Work required:
Every line of the data below must be given again exactly.

Exercise materials:

---*---

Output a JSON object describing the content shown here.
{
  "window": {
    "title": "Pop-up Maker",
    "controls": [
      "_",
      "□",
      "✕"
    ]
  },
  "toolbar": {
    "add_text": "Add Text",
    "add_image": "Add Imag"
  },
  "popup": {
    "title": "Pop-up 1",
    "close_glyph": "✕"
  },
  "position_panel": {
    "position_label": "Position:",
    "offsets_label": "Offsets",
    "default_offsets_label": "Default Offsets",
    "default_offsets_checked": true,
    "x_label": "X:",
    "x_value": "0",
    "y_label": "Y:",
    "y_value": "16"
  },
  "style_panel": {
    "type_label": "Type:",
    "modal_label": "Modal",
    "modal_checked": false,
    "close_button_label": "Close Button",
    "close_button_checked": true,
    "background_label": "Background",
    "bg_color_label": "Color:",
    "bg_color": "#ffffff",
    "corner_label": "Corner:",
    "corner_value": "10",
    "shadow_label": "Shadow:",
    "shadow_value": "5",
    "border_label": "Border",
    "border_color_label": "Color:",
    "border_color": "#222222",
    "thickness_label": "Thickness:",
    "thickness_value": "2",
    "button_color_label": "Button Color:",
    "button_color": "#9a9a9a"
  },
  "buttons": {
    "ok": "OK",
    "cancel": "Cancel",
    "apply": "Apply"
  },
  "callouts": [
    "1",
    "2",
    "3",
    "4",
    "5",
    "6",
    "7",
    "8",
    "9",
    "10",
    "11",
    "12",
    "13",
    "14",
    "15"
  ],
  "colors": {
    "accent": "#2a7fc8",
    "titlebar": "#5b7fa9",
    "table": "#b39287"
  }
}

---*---

Result:
Output a JSON object describing the content shown here.
{
  "window": {
    "title": "Pop-up Maker",
    "controls": [
      "_",
      "□",
      "✕"
    ]
  },
  "toolbar": {
    "add_text": "Add Text",
    "add_image": "Add Imag"
  },
  "popup": {
    "title": "Pop-up 1",
    "close_glyph": "✕"
  },
  "position_panel": {
    "position_label": "Position:",
    "offsets_label": "Offsets",
    "default_offsets_label": "Default Offsets",
    "default_offsets_checked": true,
    "x_label": "X:",
    "x_value": "0",
    "y_label": "Y:",
    "y_value": "16"
  },
  "style_panel": {
    "type_label": "Type:",
    "modal_label": "Modal",
    "modal_checked": false,
    "close_button_label": "Close Button",
    "close_button_checked": true,
    "background_label": "Background",
    "bg_color_label": "Color:",
    "bg_color": "#ffffff",
    "corner_label": "Corner:",
    "corner_value": "10",
    "shadow_label": "Shadow:",
    "shadow_value": "5",
    "border_label": "Border",
    "border_color_label": "Color:",
    "border_color": "#222222",
    "thickness_label": "Thickness:",
    "thickness_value": "2",
    "button_color_label": "Button Color:",
    "button_color": "#9a9a9a"
  },
  "buttons": {
    "ok": "OK",
    "cancel": "Cancel",
    "apply": "Apply"
  },
  "callouts": [
    "1",
    "2",
    "3",
    "4",
    "5",
    "6",
    "7",
    "8",
    "9",
    "10",
    "11",
    "12",
    "13",
    "14",
    "15"
  ],
  "colors": {
    "accent": "#2a7fc8",
    "titlebar": "#5b7fa9",
    "table": "#b39287"
  }
}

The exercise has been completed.